Many signs and symptoms of male aging have been attributed to an age-related decline in testosterone levels. To assess the effect of testosterone supplementation (80 mg of testosterone undecenoate twice daily) in older men, Emmelot-Vonk and colleagues enrolled 237
healthy men who were between the ages of 60 and 80 years and had low-normal serum testosterone levels in a 6-month randomized controlled trial.
The authors found that compared with placebo, testosterone supplementation was associated with an increase in lean body mass and decrease in fat mass but no improvement from baseline in functional mobility,
muscle strength, cognition, or bone mineral density. Supplementation was associated with adverse metabolic effects.
In animal models, overexpression of epidermal growth factor (EGF) in the liver induces transformation to hepatocellular carcinoma.
Tanabe and colleagues investigated the relationship of a human EGF gene single-nucleotide polymorphism involving A to G transition at position 61 (61*G) to serum and liver EGF levels and hepatocellular carcinoma risk in patients with cirrhosis. The authors found that this single-nucleotide polymorphism was associated with higher levels of serum and liver EGF. In 2 case-control studies, patients with cirrhosis who had 1 or 2 copies of the G allele had an increased risk of hepatocellular carcinoma compared with patients without the G allele.
Several studies have suggested that developmental genes involved in body plan formation during embryogenesis are also associated with an increased risk of cancer. In a study of 1073 pediatric cancer patients and 1007 healthy control children who had detailed clinical body surface examinations, Merks and colleagues assessed the patterns and prevalence of morphological abnormalities. The authors found a significantly higher prevalence of morphological abnormalities in the cancer patients than in controls and identified several patterns of co-occurring abnormalities indicative of previously unrecognized tumor predisposition syndromes.
Opioid prescribing in the United States increased after implementation of several national quality improvement initiatives in the late 1990s.
However, it is not known whether opioid prescribing in emergency departments has increased or whether previously documented differential prescribing of opioids by race/ethnicity has decreased.

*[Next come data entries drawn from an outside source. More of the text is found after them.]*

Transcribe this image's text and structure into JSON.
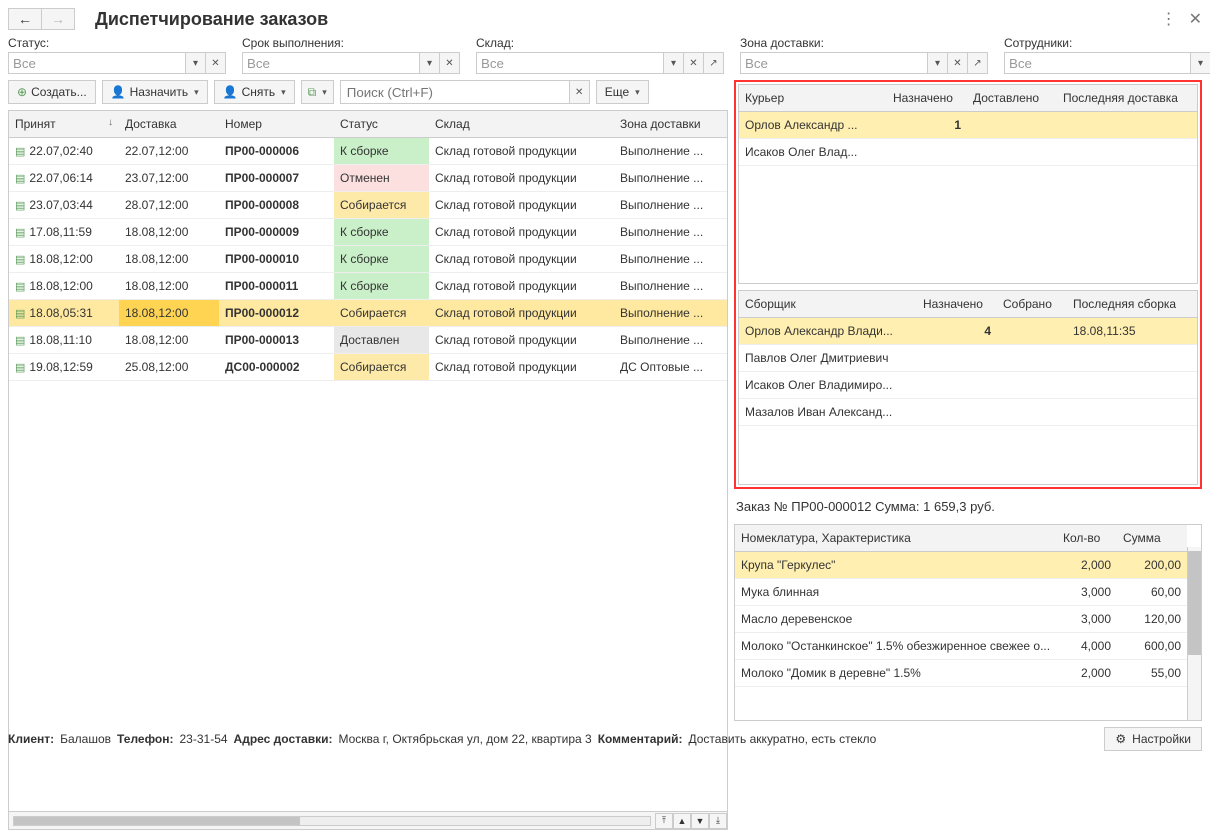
{
  "title": "Диспетчирование заказов",
  "filters": {
    "status": {
      "label": "Статус:",
      "value": "Все"
    },
    "deadline": {
      "label": "Срок выполнения:",
      "value": "Все"
    },
    "warehouse": {
      "label": "Склад:",
      "value": "Все"
    },
    "zone": {
      "label": "Зона доставки:",
      "value": "Все"
    },
    "staff": {
      "label": "Сотрудники:",
      "value": "Все"
    }
  },
  "toolbar": {
    "create": "Создать...",
    "assign": "Назначить",
    "revoke": "Снять",
    "more": "Еще"
  },
  "search_placeholder": "Поиск (Ctrl+F)",
  "orders": {
    "headers": [
      "Принят",
      "Доставка",
      "Номер",
      "Статус",
      "Склад",
      "Зона доставки"
    ],
    "rows": [
      {
        "accepted": "22.07,02:40",
        "delivery": "22.07,12:00",
        "num": "ПР00-000006",
        "status": "К сборке",
        "status_color": "green",
        "warehouse": "Склад готовой продукции",
        "zone": "Выполнение ...",
        "sel": false
      },
      {
        "accepted": "22.07,06:14",
        "delivery": "23.07,12:00",
        "num": "ПР00-000007",
        "status": "Отменен",
        "status_color": "red",
        "warehouse": "Склад готовой продукции",
        "zone": "Выполнение ...",
        "sel": false
      },
      {
        "accepted": "23.07,03:44",
        "delivery": "28.07,12:00",
        "num": "ПР00-000008",
        "status": "Собирается",
        "status_color": "yellow",
        "warehouse": "Склад готовой продукции",
        "zone": "Выполнение ...",
        "sel": false
      },
      {
        "accepted": "17.08,11:59",
        "delivery": "18.08,12:00",
        "num": "ПР00-000009",
        "status": "К сборке",
        "status_color": "green",
        "warehouse": "Склад готовой продукции",
        "zone": "Выполнение ...",
        "sel": false
      },
      {
        "accepted": "18.08,12:00",
        "delivery": "18.08,12:00",
        "num": "ПР00-000010",
        "status": "К сборке",
        "status_color": "green",
        "warehouse": "Склад готовой продукции",
        "zone": "Выполнение ...",
        "sel": false
      },
      {
        "accepted": "18.08,12:00",
        "delivery": "18.08,12:00",
        "num": "ПР00-000011",
        "status": "К сборке",
        "status_color": "green",
        "warehouse": "Склад готовой продукции",
        "zone": "Выполнение ...",
        "sel": false
      },
      {
        "accepted": "18.08,05:31",
        "delivery": "18.08,12:00",
        "num": "ПР00-000012",
        "status": "Собирается",
        "status_color": "yellow",
        "warehouse": "Склад готовой продукции",
        "zone": "Выполнение ...",
        "sel": true
      },
      {
        "accepted": "18.08,11:10",
        "delivery": "18.08,12:00",
        "num": "ПР00-000013",
        "status": "Доставлен",
        "status_color": "grey",
        "warehouse": "Склад готовой продукции",
        "zone": "Выполнение ...",
        "sel": false
      },
      {
        "accepted": "19.08,12:59",
        "delivery": "25.08,12:00",
        "num": "ДС00-000002",
        "status": "Собирается",
        "status_color": "yellow",
        "warehouse": "Склад готовой продукции",
        "zone": "ДС Оптовые ...",
        "sel": false
      }
    ]
  },
  "courier_panel": {
    "headers": [
      "Курьер",
      "Назначено",
      "Доставлено",
      "Последняя доставка"
    ],
    "rows": [
      {
        "name": "Орлов Александр ...",
        "assigned": "1",
        "delivered": "",
        "last": "",
        "hl": true
      },
      {
        "name": "Исаков Олег Влад...",
        "assigned": "",
        "delivered": "",
        "last": "",
        "hl": false
      }
    ]
  },
  "picker_panel": {
    "headers": [
      "Сборщик",
      "Назначено",
      "Собрано",
      "Последняя сборка"
    ],
    "rows": [
      {
        "name": "Орлов Александр Влади...",
        "assigned": "4",
        "picked": "",
        "last": "18.08,11:35",
        "hl": true
      },
      {
        "name": "Павлов Олег Дмитриевич",
        "assigned": "",
        "picked": "",
        "last": "",
        "hl": false
      },
      {
        "name": "Исаков Олег Владимиро...",
        "assigned": "",
        "picked": "",
        "last": "",
        "hl": false
      },
      {
        "name": "Мазалов Иван Александ...",
        "assigned": "",
        "picked": "",
        "last": "",
        "hl": false
      }
    ]
  },
  "order_summary": "Заказ № ПР00-000012   Сумма: 1 659,3 руб.",
  "items": {
    "headers": [
      "Номеклатура, Характеристика",
      "Кол-во",
      "Сумма"
    ],
    "rows": [
      {
        "name": "Крупа \"Геркулес\"",
        "qty": "2,000",
        "sum": "200,00",
        "hl": true
      },
      {
        "name": "Мука блинная",
        "qty": "3,000",
        "sum": "60,00",
        "hl": false
      },
      {
        "name": "Масло деревенское",
        "qty": "3,000",
        "sum": "120,00",
        "hl": false
      },
      {
        "name": "Молоко \"Останкинское\" 1.5% обезжиренное свежее о...",
        "qty": "4,000",
        "sum": "600,00",
        "hl": false
      },
      {
        "name": "Молоко \"Домик в деревне\" 1.5%",
        "qty": "2,000",
        "sum": "55,00",
        "hl": false
      }
    ]
  },
  "footer": {
    "client_lbl": "Клиент:",
    "client": "Балашов",
    "phone_lbl": "Телефон:",
    "phone": "23-31-54",
    "addr_lbl": "Адрес доставки:",
    "addr": "Москва г, Октябрьская ул, дом 22, квартира 3",
    "comment_lbl": "Комментарий:",
    "comment": "Доставить аккуратно, есть стекло",
    "settings": "Настройки"
  }
}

Pletcher and colleagues addressed these questions in an analysis of 1993-2005 national survey data on emergency department visits. The authors found that opioid prescribing for pain increased significantly from 23% in 1993 to 37%
in 2005, but racial/ethnic differences did not diminish.
Moellering discusses common pathogens causing skin infections in otherwise healthy adults, risk factors for infection, and the treatment of simple uncomplicated cellulitis while commenting on the case of Mr M, a 39-year-old man who experienced increasing erythema and swelling of his finger.
As increasing numbers of troops with posttraumatic stress disorder return home from the war in Iraq, scientists are ramping up efforts to understand the disorder and develop more effective treatments.
Effective pain treatment
Market justice and health care
Information for authors interested in submitting clinical trials to JAMA.
Join Ian George Williamson, MD, from 2 to 3 PM eastern time on January 16, 2008, to discuss antibiotics and nasal steroids for acute sinusitis. To register, go to http://www.ihi.org/AuthorintheRoom.
How would you manage a 32-year-old woman with a 1-year history of chronic abdominal pain? Go to www.jama.com to read the case and submit your response. Your response may be selected for online publication. Submission deadline is January 30.
Dr DeAngelis summarizes and comments on this week's issue. Go to http://jama.ama-assn.org/misc/audiocommentary.dtl
For your patients: Information about acute pain treatment.
This Week in JAMA . JAMA. 2008;299(1):9. doi:10.1001/jama.2007.1